I'm not getting a traceback, I was just told that there was an exception. I had to use try except to find out it was an AttributeError. –  Chuy Dec 31 '10 at 21:33
1  
Well, the answer to your question is, "Yes, there is a way to tell what attribute is missing. It's right there in the AttributeError message." So now you have to get the full traceback and message for exception. Print the exception in your except clause. –  Brian Clapper Dec 31 '10 at 21:44
    
That's what I did: print "Unexpected error:", sys.exc_info()[0] –  Chuy Dec 31 '10 at 21:49
    
That just printed out AttributeError. –  Chuy Dec 31 '10 at 21:50
    
See my edit, above. –  Brian Clapper Dec 31 '10 at 21:50

Usually AttributeError carries some information about this with it:

#!/usr/bin/env python

class SomeClass(object):
    pass

if __name__ == '__main__':
    sc = SomeClass()
    print sc.fail

#   Traceback (most recent call last):
#   File "4572362.py", line 8, in <module>
#     print sc.fail
# AttributeError: 'SomeClass' object has no attribute 'fail'
share|improve this answer
    
There is no traceback, unfortunately. –  Chuy Dec 31 '10 at 21:35
    
@user559495: "There is no traceback". What is there, exactly? –  S.Lott Jan 1 '11 at 13:58

The traceback should alert you to the attribute access that raised the AttributeError exception:
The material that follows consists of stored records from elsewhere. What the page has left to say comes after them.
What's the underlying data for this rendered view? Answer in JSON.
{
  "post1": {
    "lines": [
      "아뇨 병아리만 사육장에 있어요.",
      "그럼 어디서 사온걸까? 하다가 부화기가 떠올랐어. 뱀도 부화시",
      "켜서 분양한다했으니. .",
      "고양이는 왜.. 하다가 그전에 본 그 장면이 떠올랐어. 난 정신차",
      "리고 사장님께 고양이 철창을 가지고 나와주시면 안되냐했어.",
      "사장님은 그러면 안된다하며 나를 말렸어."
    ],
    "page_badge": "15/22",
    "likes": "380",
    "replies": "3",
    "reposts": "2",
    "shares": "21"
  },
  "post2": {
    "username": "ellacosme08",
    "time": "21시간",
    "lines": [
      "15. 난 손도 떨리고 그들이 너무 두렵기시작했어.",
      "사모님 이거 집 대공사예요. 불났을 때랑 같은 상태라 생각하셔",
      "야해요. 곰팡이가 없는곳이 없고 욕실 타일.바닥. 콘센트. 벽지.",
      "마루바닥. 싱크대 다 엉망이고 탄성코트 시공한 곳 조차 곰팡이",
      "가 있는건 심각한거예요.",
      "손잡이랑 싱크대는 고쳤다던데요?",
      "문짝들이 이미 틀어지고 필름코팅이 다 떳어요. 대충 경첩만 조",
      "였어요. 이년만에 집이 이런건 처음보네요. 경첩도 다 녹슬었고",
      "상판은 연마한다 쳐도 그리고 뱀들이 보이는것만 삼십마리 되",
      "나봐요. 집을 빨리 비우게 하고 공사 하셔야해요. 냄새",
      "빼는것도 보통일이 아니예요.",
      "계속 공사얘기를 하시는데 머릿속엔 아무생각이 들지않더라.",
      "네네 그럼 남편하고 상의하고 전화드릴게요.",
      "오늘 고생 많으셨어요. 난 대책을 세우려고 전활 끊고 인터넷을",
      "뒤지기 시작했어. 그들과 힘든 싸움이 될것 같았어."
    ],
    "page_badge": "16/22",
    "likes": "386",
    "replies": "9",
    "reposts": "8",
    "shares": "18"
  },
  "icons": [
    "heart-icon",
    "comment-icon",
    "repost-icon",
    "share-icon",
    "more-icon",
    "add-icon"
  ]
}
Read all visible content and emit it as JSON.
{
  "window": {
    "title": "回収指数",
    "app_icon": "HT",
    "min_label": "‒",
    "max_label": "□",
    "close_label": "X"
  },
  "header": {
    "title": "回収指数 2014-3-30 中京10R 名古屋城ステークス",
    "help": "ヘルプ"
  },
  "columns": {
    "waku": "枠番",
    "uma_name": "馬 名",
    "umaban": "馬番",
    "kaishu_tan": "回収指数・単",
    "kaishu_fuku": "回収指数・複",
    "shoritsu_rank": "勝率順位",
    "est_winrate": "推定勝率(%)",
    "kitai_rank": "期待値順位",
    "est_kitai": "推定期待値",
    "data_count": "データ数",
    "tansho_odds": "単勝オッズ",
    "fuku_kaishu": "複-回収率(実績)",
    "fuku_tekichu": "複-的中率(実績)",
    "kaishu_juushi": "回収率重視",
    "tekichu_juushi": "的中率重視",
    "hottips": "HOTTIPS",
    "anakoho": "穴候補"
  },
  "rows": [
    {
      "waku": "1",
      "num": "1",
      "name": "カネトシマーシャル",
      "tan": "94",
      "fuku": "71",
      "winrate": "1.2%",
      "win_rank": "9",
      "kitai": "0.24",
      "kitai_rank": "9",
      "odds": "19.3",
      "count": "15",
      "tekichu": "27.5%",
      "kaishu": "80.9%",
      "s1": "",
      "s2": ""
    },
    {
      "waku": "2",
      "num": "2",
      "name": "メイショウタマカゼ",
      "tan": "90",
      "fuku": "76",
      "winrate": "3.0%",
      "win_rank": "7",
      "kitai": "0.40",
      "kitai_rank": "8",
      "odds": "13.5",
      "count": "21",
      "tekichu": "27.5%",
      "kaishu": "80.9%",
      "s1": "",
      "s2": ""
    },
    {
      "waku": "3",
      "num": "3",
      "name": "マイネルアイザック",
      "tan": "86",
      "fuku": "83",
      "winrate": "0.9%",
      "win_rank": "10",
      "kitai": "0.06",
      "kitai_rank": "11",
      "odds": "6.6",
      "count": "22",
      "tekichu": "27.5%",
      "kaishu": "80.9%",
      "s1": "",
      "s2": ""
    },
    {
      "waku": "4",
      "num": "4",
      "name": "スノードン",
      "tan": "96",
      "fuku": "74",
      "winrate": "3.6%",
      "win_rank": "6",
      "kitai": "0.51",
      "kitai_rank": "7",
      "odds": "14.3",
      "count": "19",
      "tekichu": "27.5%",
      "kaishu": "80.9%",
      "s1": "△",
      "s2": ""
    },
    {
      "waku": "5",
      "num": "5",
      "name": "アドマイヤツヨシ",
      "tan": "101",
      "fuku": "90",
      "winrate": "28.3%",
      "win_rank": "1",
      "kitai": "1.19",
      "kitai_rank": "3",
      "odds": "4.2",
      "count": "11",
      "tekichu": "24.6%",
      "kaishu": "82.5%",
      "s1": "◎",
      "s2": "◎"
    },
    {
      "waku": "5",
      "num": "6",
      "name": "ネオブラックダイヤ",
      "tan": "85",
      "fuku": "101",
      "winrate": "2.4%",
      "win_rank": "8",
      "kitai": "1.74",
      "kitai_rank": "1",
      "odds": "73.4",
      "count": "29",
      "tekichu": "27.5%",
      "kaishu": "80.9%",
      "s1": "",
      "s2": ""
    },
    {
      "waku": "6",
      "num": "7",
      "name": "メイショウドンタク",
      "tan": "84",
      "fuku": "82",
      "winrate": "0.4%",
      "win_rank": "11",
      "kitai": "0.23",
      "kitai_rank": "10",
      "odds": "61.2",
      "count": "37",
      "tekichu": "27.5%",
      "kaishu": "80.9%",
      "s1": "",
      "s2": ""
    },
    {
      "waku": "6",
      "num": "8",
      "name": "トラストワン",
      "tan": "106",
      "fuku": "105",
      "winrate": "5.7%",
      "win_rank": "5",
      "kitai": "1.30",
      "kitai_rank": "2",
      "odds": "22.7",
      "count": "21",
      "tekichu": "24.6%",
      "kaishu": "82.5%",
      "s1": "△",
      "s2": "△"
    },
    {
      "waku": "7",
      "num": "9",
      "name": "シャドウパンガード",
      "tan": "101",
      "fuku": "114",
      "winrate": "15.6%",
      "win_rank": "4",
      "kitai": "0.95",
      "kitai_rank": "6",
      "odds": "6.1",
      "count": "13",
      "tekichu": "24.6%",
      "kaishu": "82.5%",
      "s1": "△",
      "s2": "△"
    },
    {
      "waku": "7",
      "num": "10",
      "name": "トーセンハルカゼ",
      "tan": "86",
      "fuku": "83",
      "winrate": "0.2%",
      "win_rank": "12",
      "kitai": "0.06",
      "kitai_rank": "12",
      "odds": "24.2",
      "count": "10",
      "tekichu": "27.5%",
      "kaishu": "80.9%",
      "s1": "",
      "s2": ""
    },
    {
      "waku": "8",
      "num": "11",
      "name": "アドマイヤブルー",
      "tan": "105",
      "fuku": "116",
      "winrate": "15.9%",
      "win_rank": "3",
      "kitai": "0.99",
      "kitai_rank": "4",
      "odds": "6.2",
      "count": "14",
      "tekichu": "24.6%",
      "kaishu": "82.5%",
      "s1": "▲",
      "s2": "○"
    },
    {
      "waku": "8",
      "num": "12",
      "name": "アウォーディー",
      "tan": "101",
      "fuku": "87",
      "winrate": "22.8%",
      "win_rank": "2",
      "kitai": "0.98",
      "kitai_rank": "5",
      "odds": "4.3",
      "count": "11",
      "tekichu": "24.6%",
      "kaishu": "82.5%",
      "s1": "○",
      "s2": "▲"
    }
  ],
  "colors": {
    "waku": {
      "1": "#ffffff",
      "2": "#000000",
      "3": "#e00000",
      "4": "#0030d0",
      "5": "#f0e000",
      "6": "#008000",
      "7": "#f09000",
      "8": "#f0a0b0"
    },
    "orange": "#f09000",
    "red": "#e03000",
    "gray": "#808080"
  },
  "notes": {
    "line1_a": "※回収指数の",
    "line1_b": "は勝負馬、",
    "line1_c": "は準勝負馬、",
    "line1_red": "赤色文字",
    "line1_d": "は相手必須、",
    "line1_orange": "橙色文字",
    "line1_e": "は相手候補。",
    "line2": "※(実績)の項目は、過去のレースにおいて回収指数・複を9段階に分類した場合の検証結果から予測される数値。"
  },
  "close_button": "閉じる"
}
>>> f.b
Traceback (most recent call last):
  File "<stdin>", line 1, in <module>
AttributeError: Foo instance has no attribute 'b'

Alternatively, convert the Exception to str:

>>> try:
...     f.b
... except AttributeError, e:
...     print e
... 
Foo instance has no attribute 'b'

If you want to get a list of the attributes available on an object, try dir() or help()

>>> dir(f)
['__doc__', '__init__', '__module__', 'a']

>>> help(str)
Help on class str in module __builtin__:

class str(basestring)
 |  str(object) -> string
 |  
 |  Return a nice string representation of the object.
 |  If the argument is a string, the return value is the same object.
 |  
 |  Method resolution order:
 |      str
 |      basestring
 |      object
 |  
 |  Methods defined here:
 |  
 |  __add__(...)
 |      x.__add__(y) <==> x+y
 |  
[...]
 |  ----------------------------------------------------------------------
 |  Data and other attributes defined here:
 |  
 |  __new__ = <built-in method __new__ of type object>
 |      T.__new__(S, ...) -> a new object with type S, a subtype of T

You can even call help() on dir (why is left as an exercise for the reader):

>>> help(dir)
Help on built-in function dir in module __builtin__:

dir(...)

dir([object]) -> list of strings

If called without an argument, return the names in the current scope.
Else, return an alphabetized list of names comprising (some of) the attributes
of the given object, and of attributes reachable from it.
If the object supplies a method named __dir__, it will be used; otherwise
the default dir() logic is used and returns:
  for a module object: the module's attributes.
  for a class object:  its attributes, and recursively the attributes
    of its bases.
  for any other object: its attributes, its class's attributes, and
    recursively the attributes of its class's base classes.

Failing these... you could always look at the code, unless you've been provided some precompiled module by a third-party, in which case you should demand better documentation (say some unit tests!) from your supplier!

share|improve this answer

Your Answer

 
discard

By posting your answer, you agree to the privacy policy and terms of service.

Not the answer you're looking for? Browse other questions tagged or ask your own question.